[Dataset rows describing interfaces]
Content starts

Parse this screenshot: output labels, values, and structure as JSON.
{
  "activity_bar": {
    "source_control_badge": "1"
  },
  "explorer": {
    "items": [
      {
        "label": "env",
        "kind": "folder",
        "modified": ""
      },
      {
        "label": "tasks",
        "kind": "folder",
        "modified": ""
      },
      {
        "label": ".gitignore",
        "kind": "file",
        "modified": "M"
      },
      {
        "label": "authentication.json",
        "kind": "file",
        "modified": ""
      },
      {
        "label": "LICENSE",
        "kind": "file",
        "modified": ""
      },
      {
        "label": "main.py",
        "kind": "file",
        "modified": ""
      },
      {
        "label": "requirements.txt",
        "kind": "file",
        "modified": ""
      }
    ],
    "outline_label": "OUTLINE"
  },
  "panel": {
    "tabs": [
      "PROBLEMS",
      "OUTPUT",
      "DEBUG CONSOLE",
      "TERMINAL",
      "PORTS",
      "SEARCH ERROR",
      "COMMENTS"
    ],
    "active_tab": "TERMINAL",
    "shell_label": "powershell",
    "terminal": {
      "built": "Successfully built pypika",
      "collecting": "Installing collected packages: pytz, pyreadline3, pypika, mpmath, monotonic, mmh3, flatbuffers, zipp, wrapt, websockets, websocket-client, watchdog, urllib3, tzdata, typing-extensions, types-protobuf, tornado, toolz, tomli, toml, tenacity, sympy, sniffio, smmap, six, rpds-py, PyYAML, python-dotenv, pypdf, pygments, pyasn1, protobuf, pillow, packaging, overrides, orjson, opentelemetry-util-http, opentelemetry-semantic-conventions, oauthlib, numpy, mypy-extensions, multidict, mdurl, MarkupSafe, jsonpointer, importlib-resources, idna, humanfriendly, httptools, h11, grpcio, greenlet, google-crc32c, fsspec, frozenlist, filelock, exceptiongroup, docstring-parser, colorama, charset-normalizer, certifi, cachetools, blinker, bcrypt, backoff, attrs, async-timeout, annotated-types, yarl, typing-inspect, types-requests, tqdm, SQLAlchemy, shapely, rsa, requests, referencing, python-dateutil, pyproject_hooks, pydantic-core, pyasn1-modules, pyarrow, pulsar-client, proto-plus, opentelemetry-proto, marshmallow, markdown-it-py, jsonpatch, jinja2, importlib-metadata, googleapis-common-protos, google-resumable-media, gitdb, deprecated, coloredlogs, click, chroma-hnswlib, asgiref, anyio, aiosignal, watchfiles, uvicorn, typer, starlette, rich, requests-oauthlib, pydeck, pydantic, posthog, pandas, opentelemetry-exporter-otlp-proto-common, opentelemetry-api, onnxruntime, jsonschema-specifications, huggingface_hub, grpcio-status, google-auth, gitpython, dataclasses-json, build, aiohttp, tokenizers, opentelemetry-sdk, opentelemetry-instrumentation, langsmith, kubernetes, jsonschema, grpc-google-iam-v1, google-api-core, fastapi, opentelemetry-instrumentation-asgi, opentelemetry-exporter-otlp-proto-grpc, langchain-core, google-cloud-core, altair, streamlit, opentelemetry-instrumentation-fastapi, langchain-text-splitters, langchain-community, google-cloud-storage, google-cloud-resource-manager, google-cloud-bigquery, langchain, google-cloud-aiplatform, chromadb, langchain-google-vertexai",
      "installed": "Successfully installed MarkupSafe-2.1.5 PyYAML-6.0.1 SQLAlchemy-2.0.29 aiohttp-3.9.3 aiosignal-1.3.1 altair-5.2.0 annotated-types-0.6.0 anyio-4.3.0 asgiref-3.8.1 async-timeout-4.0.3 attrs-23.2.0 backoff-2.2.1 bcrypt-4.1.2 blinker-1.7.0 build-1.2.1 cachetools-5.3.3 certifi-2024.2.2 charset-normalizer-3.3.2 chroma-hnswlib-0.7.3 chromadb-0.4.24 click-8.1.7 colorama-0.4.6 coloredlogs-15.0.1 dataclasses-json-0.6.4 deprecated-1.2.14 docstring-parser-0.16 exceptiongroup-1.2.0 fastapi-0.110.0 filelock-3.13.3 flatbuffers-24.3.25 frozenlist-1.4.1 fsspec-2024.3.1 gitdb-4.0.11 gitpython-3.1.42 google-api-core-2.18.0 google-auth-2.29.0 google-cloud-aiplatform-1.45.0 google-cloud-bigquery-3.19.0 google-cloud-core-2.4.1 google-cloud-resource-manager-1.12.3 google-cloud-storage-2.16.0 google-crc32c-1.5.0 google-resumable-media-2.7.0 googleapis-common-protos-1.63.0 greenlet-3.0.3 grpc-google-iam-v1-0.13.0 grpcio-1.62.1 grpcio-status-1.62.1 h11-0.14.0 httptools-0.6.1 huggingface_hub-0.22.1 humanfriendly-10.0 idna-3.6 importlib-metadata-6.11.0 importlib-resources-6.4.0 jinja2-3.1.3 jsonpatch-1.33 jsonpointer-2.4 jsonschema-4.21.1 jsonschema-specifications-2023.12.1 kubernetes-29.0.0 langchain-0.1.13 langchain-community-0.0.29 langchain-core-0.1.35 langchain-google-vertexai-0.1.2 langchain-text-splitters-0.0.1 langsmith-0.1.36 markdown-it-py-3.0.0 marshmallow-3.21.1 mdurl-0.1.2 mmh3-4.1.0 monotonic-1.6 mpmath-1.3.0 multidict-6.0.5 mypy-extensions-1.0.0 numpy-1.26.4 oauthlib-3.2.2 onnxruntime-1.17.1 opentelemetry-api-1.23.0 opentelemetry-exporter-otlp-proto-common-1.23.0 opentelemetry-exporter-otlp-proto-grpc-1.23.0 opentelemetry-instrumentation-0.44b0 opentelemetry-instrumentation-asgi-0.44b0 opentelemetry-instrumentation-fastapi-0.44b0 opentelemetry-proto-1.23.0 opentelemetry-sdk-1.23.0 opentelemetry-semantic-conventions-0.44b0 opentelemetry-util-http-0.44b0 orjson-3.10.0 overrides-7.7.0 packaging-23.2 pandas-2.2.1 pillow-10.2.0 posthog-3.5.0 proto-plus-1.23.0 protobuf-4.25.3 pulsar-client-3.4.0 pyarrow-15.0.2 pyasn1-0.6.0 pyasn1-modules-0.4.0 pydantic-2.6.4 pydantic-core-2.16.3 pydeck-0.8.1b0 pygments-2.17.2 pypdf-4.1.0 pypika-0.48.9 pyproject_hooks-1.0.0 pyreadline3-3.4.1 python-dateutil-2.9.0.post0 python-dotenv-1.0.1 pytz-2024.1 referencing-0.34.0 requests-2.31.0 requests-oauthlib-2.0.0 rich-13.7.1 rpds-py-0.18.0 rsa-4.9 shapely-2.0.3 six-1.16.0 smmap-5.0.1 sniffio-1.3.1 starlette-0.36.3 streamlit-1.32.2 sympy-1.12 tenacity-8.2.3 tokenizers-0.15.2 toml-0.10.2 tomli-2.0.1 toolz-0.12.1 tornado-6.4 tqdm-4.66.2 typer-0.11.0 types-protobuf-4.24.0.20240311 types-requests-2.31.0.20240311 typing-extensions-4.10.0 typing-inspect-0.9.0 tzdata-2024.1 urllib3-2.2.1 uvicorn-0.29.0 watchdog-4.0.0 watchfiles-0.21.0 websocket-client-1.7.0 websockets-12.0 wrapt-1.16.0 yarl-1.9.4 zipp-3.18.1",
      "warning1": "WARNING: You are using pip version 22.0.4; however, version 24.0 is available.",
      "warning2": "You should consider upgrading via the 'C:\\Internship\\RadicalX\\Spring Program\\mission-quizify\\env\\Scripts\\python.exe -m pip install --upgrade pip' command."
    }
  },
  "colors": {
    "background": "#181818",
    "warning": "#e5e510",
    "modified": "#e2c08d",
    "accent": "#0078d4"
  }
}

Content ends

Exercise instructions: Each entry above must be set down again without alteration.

Solution to this exercise:
Parse this screenshot: output labels, values, and structure as JSON.
{
  "activity_bar": {
    "source_control_badge": "1"
  },
  "explorer": {
    "items": [
      {
        "label": "env",
        "kind": "folder",
        "modified": ""
      },
      {
        "label": "tasks",
        "kind": "folder",
        "modified": ""
      },
      {
        "label": ".gitignore",
        "kind": "file",
        "modified": "M"
      },
      {
        "label": "authentication.json",
        "kind": "file",
        "modified": ""
      },
      {
        "label": "LICENSE",
        "kind": "file",
        "modified": ""
      },
      {
        "label": "main.py",
        "kind": "file",
        "modified": ""
      },
      {
        "label": "requirements.txt",
        "kind": "file",
        "modified": ""
      }
    ],
    "outline_label": "OUTLINE"
  },
  "panel": {
    "tabs": [
      "PROBLEMS",
      "OUTPUT",
      "DEBUG CONSOLE",
      "TERMINAL",
      "PORTS",
      "SEARCH ERROR",
      "COMMENTS"
    ],
    "active_tab": "TERMINAL",
    "shell_label": "powershell",
    "terminal": {
      "built": "Successfully built pypika",
      "collecting": "Installing collected packages: pytz, pyreadline3, pypika, mpmath, monotonic, mmh3, flatbuffers, zipp, wrapt, websockets, websocket-client, watchdog, urllib3, tzdata, typing-extensions, types-protobuf, tornado, toolz, tomli, toml, tenacity, sympy, sniffio, smmap, six, rpds-py, PyYAML, python-dotenv, pypdf, pygments, pyasn1, protobuf, pillow, packaging, overrides, orjson, opentelemetry-util-http, opentelemetry-semantic-conventions, oauthlib, numpy, mypy-extensions, multidict, mdurl, MarkupSafe, jsonpointer, importlib-resources, idna, humanfriendly, httptools, h11, grpcio, greenlet, google-crc32c, fsspec, frozenlist, filelock, exceptiongroup, docstring-parser, colorama, charset-normalizer, certifi, cachetools, blinker, bcrypt, backoff, attrs, async-timeout, annotated-types, yarl, typing-inspect, types-requests, tqdm, SQLAlchemy, shapely, rsa, requests, referencing, python-dateutil, pyproject_hooks, pydantic-core, pyasn1-modules, pyarrow, pulsar-client, proto-plus, opentelemetry-proto, marshmallow, markdown-it-py, jsonpatch, jinja2, importlib-metadata, googleapis-common-protos, google-resumable-media, gitdb, deprecated, coloredlogs, click, chroma-hnswlib, asgiref, anyio, aiosignal, watchfiles, uvicorn, typer, starlette, rich, requests-oauthlib, pydeck, pydantic, posthog, pandas, opentelemetry-exporter-otlp-proto-common, opentelemetry-api, onnxruntime, jsonschema-specifications, huggingface_hub, grpcio-status, google-auth, gitpython, dataclasses-json, build, aiohttp, tokenizers, opentelemetry-sdk, opentelemetry-instrumentation, langsmith, kubernetes, jsonschema, grpc-google-iam-v1, google-api-core, fastapi, opentelemetry-instrumentation-asgi, opentelemetry-exporter-otlp-proto-grpc, langchain-core, google-cloud-core, altair, streamlit, opentelemetry-instrumentation-fastapi, langchain-text-splitters, langchain-community, google-cloud-storage, google-cloud-resource-manager, google-cloud-bigquery, langchain, google-cloud-aiplatform, chromadb, langchain-google-vertexai",
      "installed": "Successfully installed MarkupSafe-2.1.5 PyYAML-6.0.1 SQLAlchemy-2.0.29 aiohttp-3.9.3 aiosignal-1.3.1 altair-5.2.0 annotated-types-0.6.0 anyio-4.3.0 asgiref-3.8.1 async-timeout-4.0.3 attrs-23.2.0 backoff-2.2.1 bcrypt-4.1.2 blinker-1.7.0 build-1.2.1 cachetools-5.3.3 certifi-2024.2.2 charset-normalizer-3.3.2 chroma-hnswlib-0.7.3 chromadb-0.4.24 click-8.1.7 colorama-0.4.6 coloredlogs-15.0.1 dataclasses-json-0.6.4 deprecated-1.2.14 docstring-parser-0.16 exceptiongroup-1.2.0 fastapi-0.110.0 filelock-3.13.3 flatbuffers-24.3.25 frozenlist-1.4.1 fsspec-2024.3.1 gitdb-4.0.11 gitpython-3.1.42 google-api-core-2.18.0 google-auth-2.29.0 google-cloud-aiplatform-1.45.0 google-cloud-bigquery-3.19.0 google-cloud-core-2.4.1 google-cloud-resource-manager-1.12.3 google-cloud-storage-2.16.0 google-crc32c-1.5.0 google-resumable-media-2.7.0 googleapis-common-protos-1.63.0 greenlet-3.0.3 grpc-google-iam-v1-0.13.0 grpcio-1.62.1 grpcio-status-1.62.1 h11-0.14.0 httptools-0.6.1 huggingface_hub-0.22.1 humanfriendly-10.0 idna-3.6 importlib-metadata-6.11.0 importlib-resources-6.4.0 jinja2-3.1.3 jsonpatch-1.33 jsonpointer-2.4 jsonschema-4.21.1 jsonschema-specifications-2023.12.1 kubernetes-29.0.0 langchain-0.1.13 langchain-community-0.0.29 langchain-core-0.1.35 langchain-google-vertexai-0.1.2 langchain-text-splitters-0.0.1 langsmith-0.1.36 markdown-it-py-3.0.0 marshmallow-3.21.1 mdurl-0.1.2 mmh3-4.1.0 monotonic-1.6 mpmath-1.3.0 multidict-6.0.5 mypy-extensions-1.0.0 numpy-1.26.4 oauthlib-3.2.2 onnxruntime-1.17.1 opentelemetry-api-1.23.0 opentelemetry-exporter-otlp-proto-common-1.23.0 opentelemetry-exporter-otlp-proto-grpc-1.23.0 opentelemetry-instrumentation-0.44b0 opentelemetry-instrumentation-asgi-0.44b0 opentelemetry-instrumentation-fastapi-0.44b0 opentelemetry-proto-1.23.0 opentelemetry-sdk-1.23.0 opentelemetry-semantic-conventions-0.44b0 opentelemetry-util-http-0.44b0 orjson-3.10.0 overrides-7.7.0 packaging-23.2 pandas-2.2.1 pillow-10.2.0 posthog-3.5.0 proto-plus-1.23.0 protobuf-4.25.3 pulsar-client-3.4.0 pyarrow-15.0.2 pyasn1-0.6.0 pyasn1-modules-0.4.0 pydantic-2.6.4 pydantic-core-2.16.3 pydeck-0.8.1b0 pygments-2.17.2 pypdf-4.1.0 pypika-0.48.9 pyproject_hooks-1.0.0 pyreadline3-3.4.1 python-dateutil-2.9.0.post0 python-dotenv-1.0.1 pytz-2024.1 referencing-0.34.0 requests-2.31.0 requests-oauthlib-2.0.0 rich-13.7.1 rpds-py-0.18.0 rsa-4.9 shapely-2.0.3 six-1.16.0 smmap-5.0.1 sniffio-1.3.1 starlette-0.36.3 streamlit-1.32.2 sympy-1.12 tenacity-8.2.3 tokenizers-0.15.2 toml-0.10.2 tomli-2.0.1 toolz-0.12.1 tornado-6.4 tqdm-4.66.2 typer-0.11.0 types-protobuf-4.24.0.20240311 types-requests-2.31.0.20240311 typing-extensions-4.10.0 typing-inspect-0.9.0 tzdata-2024.1 urllib3-2.2.1 uvicorn-0.29.0 watchdog-4.0.0 watchfiles-0.21.0 websocket-client-1.7.0 websockets-12.0 wrapt-1.16.0 yarl-1.9.4 zipp-3.18.1",
      "warning1": "WARNING: You are using pip version 22.0.4; however, version 24.0 is available.",
      "warning2": "You should consider upgrading via the 'C:\\Internship\\RadicalX\\Spring Program\\mission-quizify\\env\\Scripts\\python.exe -m pip install --upgrade pip' command."
    }
  },
  "colors": {
    "background": "#181818",
    "warning": "#e5e510",
    "modified": "#e2c08d",
    "accent": "#0078d4"
  }
}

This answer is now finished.